By Gurmukh Singh
At the age of 90, Washington-based Dr Shamsher Singh Babra is the grand papa of the three-million-strong Indian community in the US.
Indeed, when young Babra landed in Washington DC in September 1955, there were not even one hundred Indians in the US, barring the old Punjabi settlement of Yuba City in California.
“There were only a handful of Indians in the US. India’s visa quota in those days used to be just one hundred. US visas eased only after John F Kennedy became president,’’ says Babra who was the first Indian to become permanent resident in Washington.
“Actually, there was no Indians in Washington DC at that time except employees of the Indian embassy,’’ recalls Dr Babra who also became the first-ever Indian to get a Ph.D from any
university in Washington.
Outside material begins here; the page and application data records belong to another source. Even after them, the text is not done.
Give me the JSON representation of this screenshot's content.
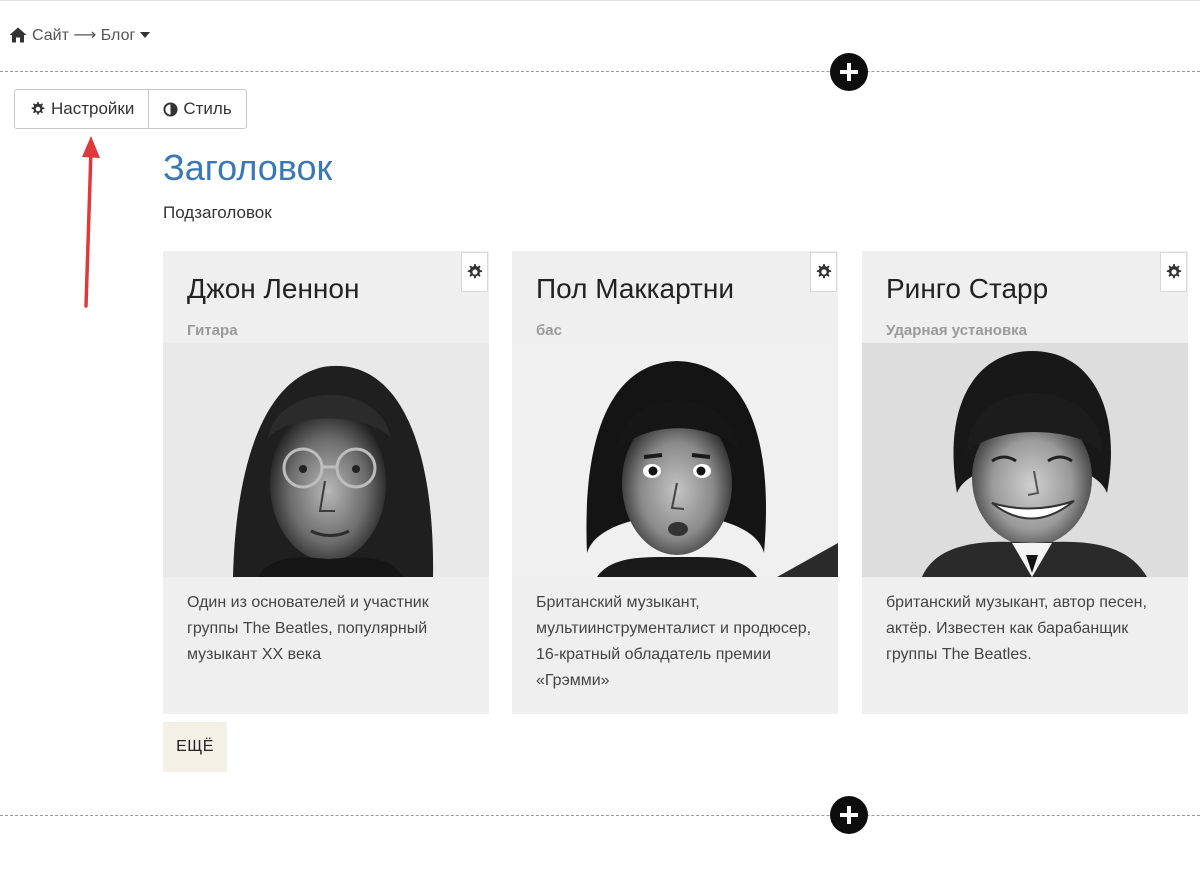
{
  "breadcrumb": {
    "text": "Сайт ⟶ Блог"
  },
  "toolbar": {
    "settings_label": "Настройки",
    "style_label": "Стиль"
  },
  "section": {
    "title": "Заголовок",
    "subtitle": "Подзаголовок"
  },
  "cards": [
    {
      "name": "Джон Леннон",
      "role": "Гитара",
      "description": "Один из основателей и участник группы The Beatles, популярный музыкант XX века"
    },
    {
      "name": "Пол Маккартни",
      "role": "бас",
      "description": "Британский музыкант, мультиинструменталист и продюсер, 16-кратный обладатель премии «Грэмми»"
    },
    {
      "name": "Ринго Старр",
      "role": "Ударная установка",
      "description": "британский музыкант, автор песен, актёр. Известен как барабанщик группы The Beatles."
    }
  ],
  "more_button": {
    "label": "ЕЩЁ"
  },
  "colors": {
    "title": "#3a78b5",
    "card_bg": "#efefef",
    "more_bg": "#f3f1e6",
    "arrow": "#e0393b",
    "add_button": "#0d0d0d"
  },
  "icons": {
    "home": "home-icon",
    "caret": "caret-down-icon",
    "gear": "gear-icon",
    "contrast": "contrast-icon",
    "plus": "plus-icon"
  }
}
Then he went on to become the first Sikh to join the World Bank in 1962 and rise through the ranks to head various divisions till his retirement in 1987.
“The only daal we could get in those days was through Indian embassy employees coming from India. I used to go to a Spanish store that sold beans. There are 7-8 gurdwaras here today, but there was none back then. We used to celebrates Gurupurab and Diwali at the houses of Indian embassy employees,’’ says Dr Babra who raised money and got land for the first-ever Sikh Cultural Society center in the US capital.
A witness to the rise of the Indian community in the US, Dr Babra was a classmate of Punjab chief minister Parkash Singh Badal in Lahore.
“Badal and I were classmates at Sikh National College, Lahore. He was not studious. We used to call students from the Malwa region Firozepurias. Badal left for Foreman Christian College after his second year,’’ remembers Dr Babra.
Born at Galotian village near Sialkot in 1927, Babra was among student leaders of Lahore’s Sikh National College who took up arms against the Muslim League on the call of Akali leader Master Tara Singh in 1947.
“Master Tara Singh’s call in March 1947 to oppose the Partition angered Muslims. This led to the infamous `rape of Rawalpindi’ when Muslim mobs attacked Sikh villages of the Pothohar region. In response, over 500 students of Sikh National College, armed by the SGPC, took out processions in Lahore. Police raided our college and arrested seven leaders, including me,’’ says Babra, adding that those events were the start of the Partition riots.
Babra was in his village on bail when the Partition day came. “We wanted to stay back in Pakistan, but when rioting spread, the army forced us to leave on August 30, 1947. For three weeks we lived in refugee camps before reaching Dera Baba Nanak in India to an uncertain future.’’
After a refugee’s short stay in India, young Babra soon left for the UK.
“I moved to Delhi and got my MA in math in 1950 from Panjab University which had relocated some of its departments to Delhi from Lahore. Then I left for the UK. In those days, it was very difficult to get Indian passports and exit permits. When I reached London, not a soul knew me in Britain,’’ according to Dr Babra.
After a few odd jobs, he was lucky to get a clerical job in the Indian high commission in London even as he pursued his diploma in statistics.
Then America beckoned him.
A friend of the first Indian American Congressman Dalip Singh Saund, Babra says, “In 1973 when Saund died, we held his bhog ceremony here. It was the first time that we brought the holy Guru Granth to Capitol Hill.’’
And he counts first-ever Indian American Senator Kamala Harris’ mother as his great friend.
“I knew Kamala’s mom Shyamala Gopalan very well. She was just 18 when she came from south India as a student to Berkeley in 1961. She was a firebrand woman. She came from a well-off family.’’ (This article appeared in the Times of India on Monday, Feb 6, 2017)